Page and application data records
Content starts
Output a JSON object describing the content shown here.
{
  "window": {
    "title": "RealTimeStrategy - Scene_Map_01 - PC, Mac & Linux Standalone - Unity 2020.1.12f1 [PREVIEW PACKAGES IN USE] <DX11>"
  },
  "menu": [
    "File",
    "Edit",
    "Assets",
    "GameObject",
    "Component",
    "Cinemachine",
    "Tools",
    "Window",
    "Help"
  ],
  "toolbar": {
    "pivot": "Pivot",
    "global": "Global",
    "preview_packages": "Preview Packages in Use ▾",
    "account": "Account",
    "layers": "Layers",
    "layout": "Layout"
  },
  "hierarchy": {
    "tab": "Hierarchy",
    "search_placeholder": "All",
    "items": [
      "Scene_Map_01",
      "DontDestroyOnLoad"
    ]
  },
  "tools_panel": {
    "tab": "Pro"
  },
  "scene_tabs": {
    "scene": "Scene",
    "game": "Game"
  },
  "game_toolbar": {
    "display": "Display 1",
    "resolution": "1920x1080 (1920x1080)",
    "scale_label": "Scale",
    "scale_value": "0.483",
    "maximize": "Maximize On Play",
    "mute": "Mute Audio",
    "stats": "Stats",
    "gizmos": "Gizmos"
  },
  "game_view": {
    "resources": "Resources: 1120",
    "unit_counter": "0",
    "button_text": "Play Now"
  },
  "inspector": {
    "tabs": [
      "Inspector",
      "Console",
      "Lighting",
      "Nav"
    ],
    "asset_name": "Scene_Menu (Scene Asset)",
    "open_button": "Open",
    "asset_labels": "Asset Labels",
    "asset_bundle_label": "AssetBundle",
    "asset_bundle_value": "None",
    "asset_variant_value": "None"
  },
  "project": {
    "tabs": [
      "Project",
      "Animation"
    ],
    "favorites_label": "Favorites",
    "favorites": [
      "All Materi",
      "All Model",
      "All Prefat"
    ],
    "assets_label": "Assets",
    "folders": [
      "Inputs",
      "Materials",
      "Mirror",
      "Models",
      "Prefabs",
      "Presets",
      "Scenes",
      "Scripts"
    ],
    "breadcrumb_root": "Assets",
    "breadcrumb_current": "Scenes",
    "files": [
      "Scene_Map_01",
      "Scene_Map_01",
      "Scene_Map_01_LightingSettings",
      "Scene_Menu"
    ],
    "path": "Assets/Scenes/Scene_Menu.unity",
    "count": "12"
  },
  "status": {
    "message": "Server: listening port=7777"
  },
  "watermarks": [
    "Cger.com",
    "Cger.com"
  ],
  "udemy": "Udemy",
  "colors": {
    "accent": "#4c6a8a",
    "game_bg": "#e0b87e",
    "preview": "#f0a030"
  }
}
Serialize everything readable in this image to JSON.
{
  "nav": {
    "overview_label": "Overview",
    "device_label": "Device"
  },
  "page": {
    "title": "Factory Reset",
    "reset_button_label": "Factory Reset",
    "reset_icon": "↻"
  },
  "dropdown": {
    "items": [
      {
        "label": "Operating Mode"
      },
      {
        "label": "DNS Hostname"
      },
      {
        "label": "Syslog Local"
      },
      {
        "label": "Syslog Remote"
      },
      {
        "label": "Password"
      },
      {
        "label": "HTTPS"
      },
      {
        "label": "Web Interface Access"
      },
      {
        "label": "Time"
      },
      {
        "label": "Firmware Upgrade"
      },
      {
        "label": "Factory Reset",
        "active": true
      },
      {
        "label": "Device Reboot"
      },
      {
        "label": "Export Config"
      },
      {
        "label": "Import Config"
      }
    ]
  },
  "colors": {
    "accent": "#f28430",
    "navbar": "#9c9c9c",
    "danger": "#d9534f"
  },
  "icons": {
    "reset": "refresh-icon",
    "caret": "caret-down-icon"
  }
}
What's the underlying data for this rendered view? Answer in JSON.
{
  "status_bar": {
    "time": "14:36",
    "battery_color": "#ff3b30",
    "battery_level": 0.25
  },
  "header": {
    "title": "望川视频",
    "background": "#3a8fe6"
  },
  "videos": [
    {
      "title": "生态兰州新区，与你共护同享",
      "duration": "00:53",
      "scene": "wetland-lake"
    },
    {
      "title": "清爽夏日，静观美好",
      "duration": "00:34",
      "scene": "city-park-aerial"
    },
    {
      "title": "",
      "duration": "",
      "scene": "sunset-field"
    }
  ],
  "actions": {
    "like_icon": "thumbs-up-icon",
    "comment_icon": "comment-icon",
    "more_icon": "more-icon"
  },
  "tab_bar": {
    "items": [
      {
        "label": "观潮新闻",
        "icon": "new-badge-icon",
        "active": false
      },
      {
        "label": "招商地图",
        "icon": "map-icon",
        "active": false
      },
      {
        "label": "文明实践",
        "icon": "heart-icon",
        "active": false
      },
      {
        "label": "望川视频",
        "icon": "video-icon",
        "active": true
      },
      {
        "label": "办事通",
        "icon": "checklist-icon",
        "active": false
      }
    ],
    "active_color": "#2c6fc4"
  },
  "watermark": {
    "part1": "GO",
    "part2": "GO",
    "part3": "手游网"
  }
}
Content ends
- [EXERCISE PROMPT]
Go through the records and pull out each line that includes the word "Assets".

- [TASK SOLUTION]
    "Assets",
    "assets_label": "Assets",
    "breadcrumb_root": "Assets",
    "path": "Assets/Scenes/Scene_Menu.unity",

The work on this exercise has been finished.